Each entry needs to be reproduced verbatim.

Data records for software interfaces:
__________________________________________________
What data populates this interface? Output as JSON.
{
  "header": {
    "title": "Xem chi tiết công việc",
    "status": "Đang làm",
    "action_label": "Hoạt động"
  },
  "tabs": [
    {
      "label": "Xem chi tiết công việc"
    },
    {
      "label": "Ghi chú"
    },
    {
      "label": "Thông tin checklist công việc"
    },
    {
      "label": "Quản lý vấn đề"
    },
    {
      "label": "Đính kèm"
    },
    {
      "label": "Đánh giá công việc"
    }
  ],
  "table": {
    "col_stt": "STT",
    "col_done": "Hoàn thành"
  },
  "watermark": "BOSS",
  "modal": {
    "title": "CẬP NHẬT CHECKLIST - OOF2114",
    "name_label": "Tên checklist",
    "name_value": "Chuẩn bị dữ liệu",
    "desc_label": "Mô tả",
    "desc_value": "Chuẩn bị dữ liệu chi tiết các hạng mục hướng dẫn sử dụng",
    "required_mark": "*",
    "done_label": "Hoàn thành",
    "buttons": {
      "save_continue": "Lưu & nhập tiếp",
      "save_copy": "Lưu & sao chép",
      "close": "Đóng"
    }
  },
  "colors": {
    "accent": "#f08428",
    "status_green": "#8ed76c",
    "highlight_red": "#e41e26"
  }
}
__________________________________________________
RESPONSE TO THE EXERCISE:
What data populates this interface? Output as JSON.
{
  "header": {
    "title": "Xem chi tiết công việc",
    "status": "Đang làm",
    "action_label": "Hoạt động"
  },
  "tabs": [
    {
      "label": "Xem chi tiết công việc"
    },
    {
      "label": "Ghi chú"
    },
    {
      "label": "Thông tin checklist công việc"
    },
    {
      "label": "Quản lý vấn đề"
    },
    {
      "label": "Đính kèm"
    },
    {
      "label": "Đánh giá công việc"
    }
  ],
  "table": {
    "col_stt": "STT",
    "col_done": "Hoàn thành"
  },
  "watermark": "BOSS",
  "modal": {
    "title": "CẬP NHẬT CHECKLIST - OOF2114",
    "name_label": "Tên checklist",
    "name_value": "Chuẩn bị dữ liệu",
    "desc_label": "Mô tả",
    "desc_value": "Chuẩn bị dữ liệu chi tiết các hạng mục hướng dẫn sử dụng",
    "required_mark": "*",
    "done_label": "Hoàn thành",
    "buttons": {
      "save_continue": "Lưu & nhập tiếp",
      "save_copy": "Lưu & sao chép",
      "close": "Đóng"
    }
  },
  "colors": {
    "accent": "#f08428",
    "status_green": "#8ed76c",
    "highlight_red": "#e41e26"
  }
}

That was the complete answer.